are imposed that restrict trade, they should be limited to pursuit of legitimate governmental objectives and tailored to be no more trade restrictive than necessary to achieve that objective. Other than tariffs, which have to be negotiated on a reciprocal basis, the default
position under the WTO is that governments may not restrict imports of goods, and any deviations from that must be justified.
Trade officials should work to ensure that all governments accept the same presumption for the Internet – a presumption that governments may not restrict online information flows.
While this concept can be translated into binding trade agreement language in different ways, the end result must put the burden on governments to justify with particularity any
censorship or other disruption of the Internet. And in such scenarios, governments must tailor restrictions narrowly, spell out legitimate government objectives that are being advanced, and provide basic legal process to affected service providers.
The United States and Korea took an initial, positive step in this direction in 2007 by agreeing to the following provision in the Korea-U.S. Free Trade Agreement (KORUS): “Recognizing the importance of the free flow of information in facilitating trade, and acknowledging the importance of protecting personal information, the Parties shall endeavor to refrain from imposing or maintaining unnecessary barriers to electronic information flows across borders.” This provision applies to any measure that disrupts information flows and applies to all digital content, whether goods or services.
The U.S. and other governments should improve the KORUS language and incorporate it into other trade agreements. Among other things, the provision should be revised to be binding – in KORUS it is an agreement to “endeavor to refrain from” certain restrictions – and it should apply to all electronic information flows, not just those “across borders”.
In essence, Google is asking for trade agreements to include a necessity requirement for information flows.
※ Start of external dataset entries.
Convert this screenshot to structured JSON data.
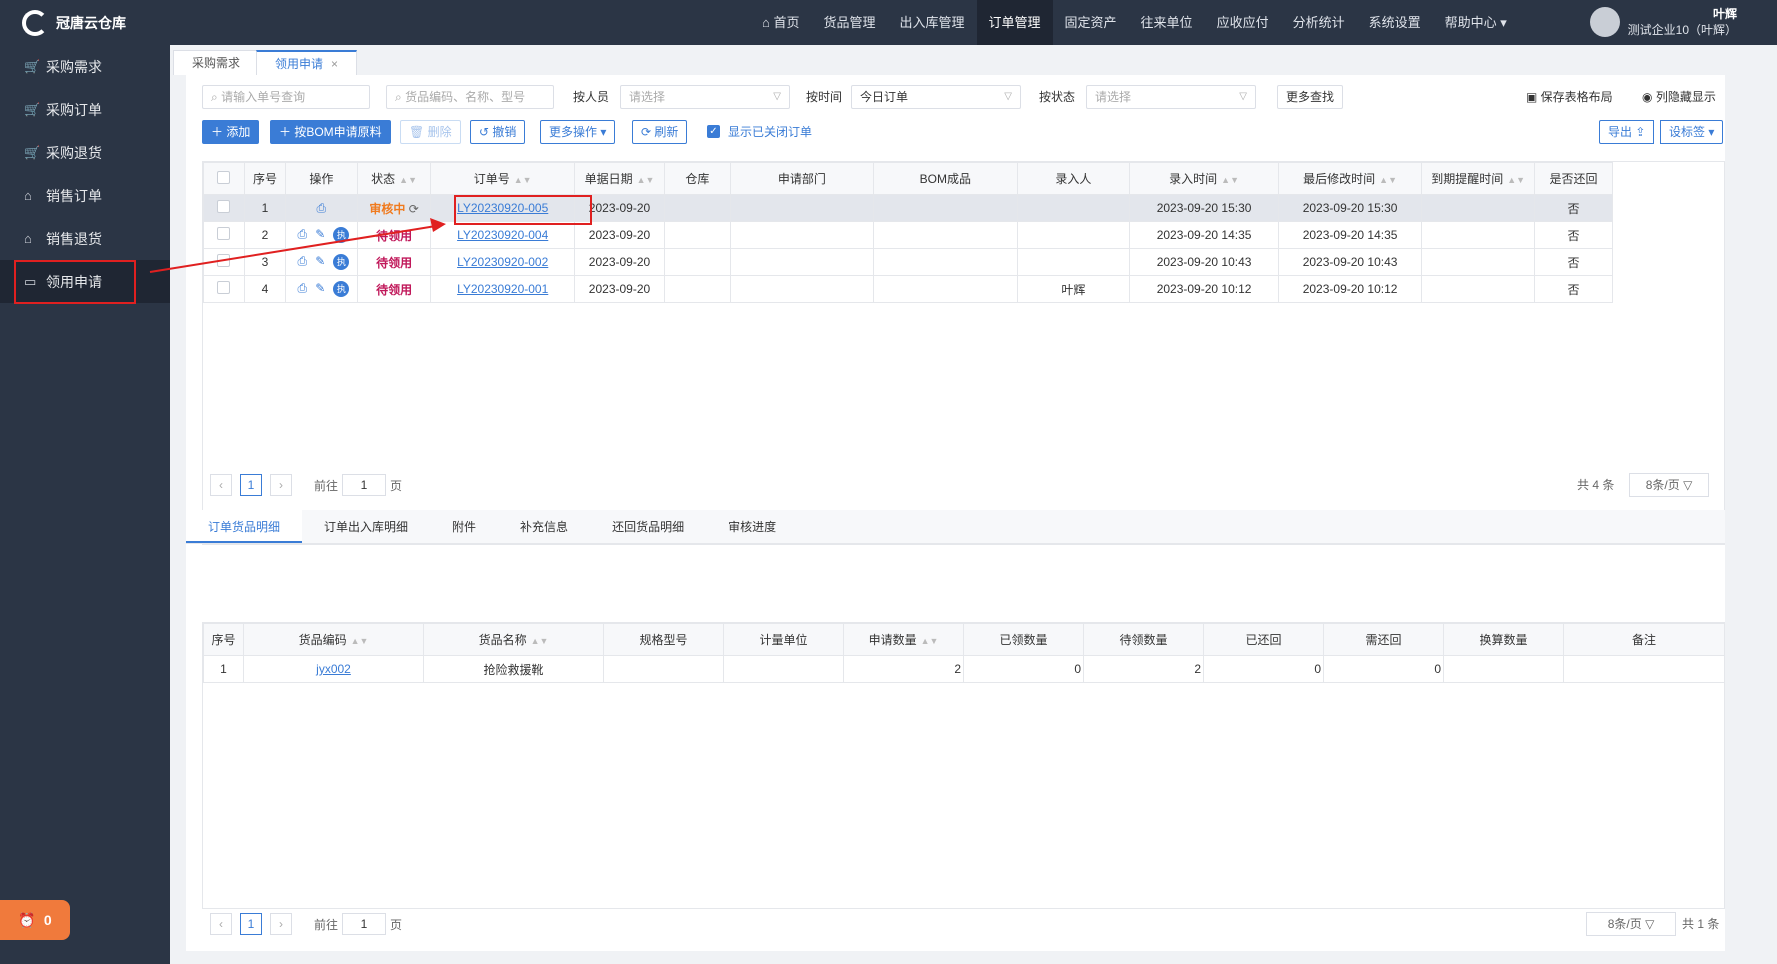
{
  "app": {
    "title": "冠唐云仓库"
  },
  "sidebar": {
    "items": [
      {
        "label": "采购需求",
        "icon": "cart-icon"
      },
      {
        "label": "采购订单",
        "icon": "cart-icon"
      },
      {
        "label": "采购退货",
        "icon": "cart-icon"
      },
      {
        "label": "销售订单",
        "icon": "bag-icon"
      },
      {
        "label": "销售退货",
        "icon": "bag-icon"
      },
      {
        "label": "领用申请",
        "icon": "box-icon"
      }
    ],
    "alarm_count": "0"
  },
  "topnav": {
    "items": [
      "首页",
      "货品管理",
      "出入库管理",
      "订单管理",
      "固定资产",
      "往来单位",
      "应收应付",
      "分析统计",
      "系统设置",
      "帮助中心"
    ],
    "active": "订单管理",
    "user_name": "叶辉",
    "user_company": "测试企业10（叶辉）"
  },
  "page_tabs": [
    {
      "label": "采购需求"
    },
    {
      "label": "领用申请"
    }
  ],
  "filters": {
    "order_no_placeholder": "请输入单号查询",
    "goods_placeholder": "货品编码、名称、型号",
    "entrant_label": "按人员",
    "entrant_placeholder": "请选择",
    "time_label": "按时间",
    "time_value": "今日订单",
    "status_label": "按状态",
    "status_placeholder": "请选择",
    "more_search": "更多查找",
    "save_layout": "保存表格布局",
    "column_hide": "列隐藏显示"
  },
  "toolbar": {
    "add": "添加",
    "bom": "按BOM申请原料",
    "delete": "删除",
    "revoke": "撤销",
    "more_ops": "更多操作",
    "refresh": "刷新",
    "show_closed": "显示已关闭订单",
    "export": "导出",
    "set_tag": "设标签"
  },
  "orders": {
    "headers": [
      "序号",
      "操作",
      "状态",
      "订单号",
      "单据日期",
      "仓库",
      "申请部门",
      "BOM成品",
      "录入人",
      "录入时间",
      "最后修改时间",
      "到期提醒时间",
      "是否还回"
    ],
    "rows": [
      {
        "no": "1",
        "status": "审核中",
        "order": "LY20230920-005",
        "date": "2023-09-20",
        "warehouse": "",
        "dept": "",
        "bom": "",
        "entrant": "",
        "created": "2023-09-20 15:30",
        "modified": "2023-09-20 15:30",
        "due": "",
        "returned": "否"
      },
      {
        "no": "2",
        "status": "待领用",
        "order": "LY20230920-004",
        "date": "2023-09-20",
        "warehouse": "",
        "dept": "",
        "bom": "",
        "entrant": "",
        "created": "2023-09-20 14:35",
        "modified": "2023-09-20 14:35",
        "due": "",
        "returned": "否"
      },
      {
        "no": "3",
        "status": "待领用",
        "order": "LY20230920-002",
        "date": "2023-09-20",
        "warehouse": "",
        "dept": "",
        "bom": "",
        "entrant": "",
        "created": "2023-09-20 10:43",
        "modified": "2023-09-20 10:43",
        "due": "",
        "returned": "否"
      },
      {
        "no": "4",
        "status": "待领用",
        "order": "LY20230920-001",
        "date": "2023-09-20",
        "warehouse": "",
        "dept": "",
        "bom": "",
        "entrant": "叶辉",
        "created": "2023-09-20 10:12",
        "modified": "2023-09-20 10:12",
        "due": "",
        "returned": "否"
      }
    ],
    "badge": "执"
  },
  "pager_top": {
    "page": "1",
    "goto": "前往",
    "goto_val": "1",
    "unit": "页",
    "total": "共 4 条",
    "per_page": "8条/页"
  },
  "detail_tabs": [
    "订单货品明细",
    "订单出入库明细",
    "附件",
    "补充信息",
    "还回货品明细",
    "审核进度"
  ],
  "details": {
    "headers": [
      "序号",
      "货品编码",
      "货品名称",
      "规格型号",
      "计量单位",
      "申请数量",
      "已领数量",
      "待领数量",
      "已还回",
      "需还回",
      "换算数量",
      "备注"
    ],
    "rows": [
      {
        "no": "1",
        "code": "jyx002",
        "name": "抢险救援靴",
        "spec": "",
        "unit": "",
        "qty": "2",
        "received": "0",
        "pending": "2",
        "returned": "0",
        "need_return": "0",
        "conv": "",
        "remark": ""
      }
    ]
  },
  "pager_bottom": {
    "page": "1",
    "goto": "前往",
    "goto_val": "1",
    "unit": "页",
    "per_page": "8条/页",
    "total": "共 1 条"
  }
}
In this regard, they mention this preambular provision from the KORUS FTA (Article 15.8): “Recognizing the importance of the free flow of information in facilitating trade, and acknowledging the importance of protecting personal information, the Parties shall endeavor to refrain from imposing or maintaining unnecessary barriers to electronic information flows across borders.” They say they want to put this provision in other trade agreements and make it binding. This would constitute a general necessity requirement applying to all measures affecting "information flows," similar to what already exists in TBT Agreement Article 2.2 for measures that are "technical regulations" (which they also refer to).
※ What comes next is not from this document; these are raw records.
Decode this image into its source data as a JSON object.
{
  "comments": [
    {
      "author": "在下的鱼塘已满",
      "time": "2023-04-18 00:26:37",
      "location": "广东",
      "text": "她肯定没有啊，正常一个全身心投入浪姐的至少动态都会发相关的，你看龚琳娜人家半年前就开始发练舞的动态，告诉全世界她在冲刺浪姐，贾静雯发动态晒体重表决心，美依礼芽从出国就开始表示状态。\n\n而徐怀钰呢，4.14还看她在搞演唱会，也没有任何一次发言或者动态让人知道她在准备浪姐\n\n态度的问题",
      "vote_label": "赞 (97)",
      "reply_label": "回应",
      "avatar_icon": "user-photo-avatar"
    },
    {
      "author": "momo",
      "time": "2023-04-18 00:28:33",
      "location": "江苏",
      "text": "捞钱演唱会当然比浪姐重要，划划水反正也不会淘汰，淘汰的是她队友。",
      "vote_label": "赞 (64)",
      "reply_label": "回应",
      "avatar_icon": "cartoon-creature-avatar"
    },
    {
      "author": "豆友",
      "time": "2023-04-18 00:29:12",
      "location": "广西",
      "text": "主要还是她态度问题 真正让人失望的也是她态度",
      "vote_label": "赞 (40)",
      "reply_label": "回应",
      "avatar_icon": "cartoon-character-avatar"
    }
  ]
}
The underlying issue here is establishing the proper balance between the free flow of information and other policy goals. The key other goals are likely to be national security, public order and public morals. Google wants to put constraints on governments' ability to pursue these goals (or rather, it wants governments to constrain themselves, through trade agreements). By contrast, some governments are likely to want to maintain a good deal of flexibility in these matters.
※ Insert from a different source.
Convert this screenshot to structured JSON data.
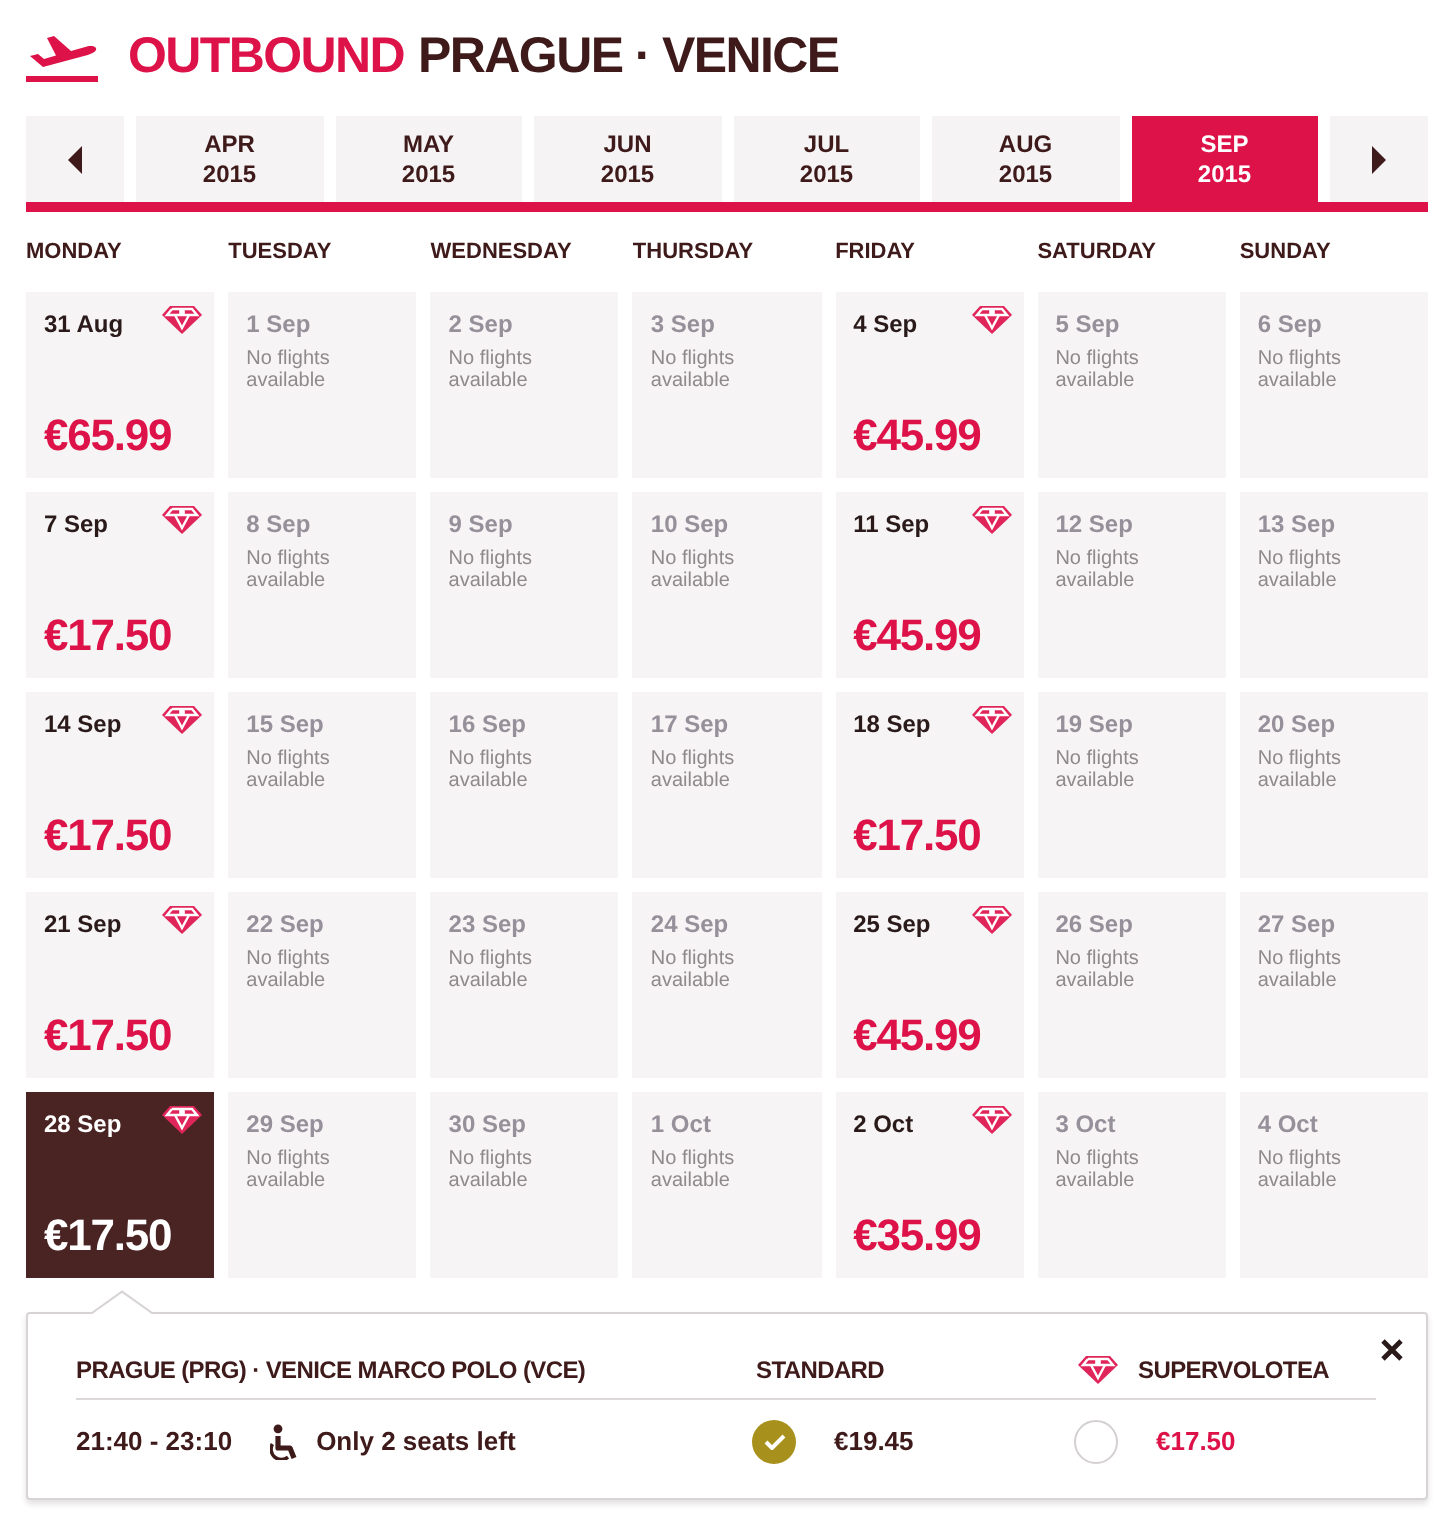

So what are the chances of success for Google in achieving this? My guess is that in the context of the WTO, they may have some trouble. What they are suggesting would lead to a shift in the current balance between international oversight and flexibility in domestic regulatory autonomy. It would certainly be an interesting debate if WTO Members were to look closely at these issues, but I'm not at all sure what the ultimate result would be.
On the other hand, it may be possible to find a few countries who would agree that a tightening of international rules is desirable, and thus they may find takers for their proposed changes in particular bilateral or regional FTAs.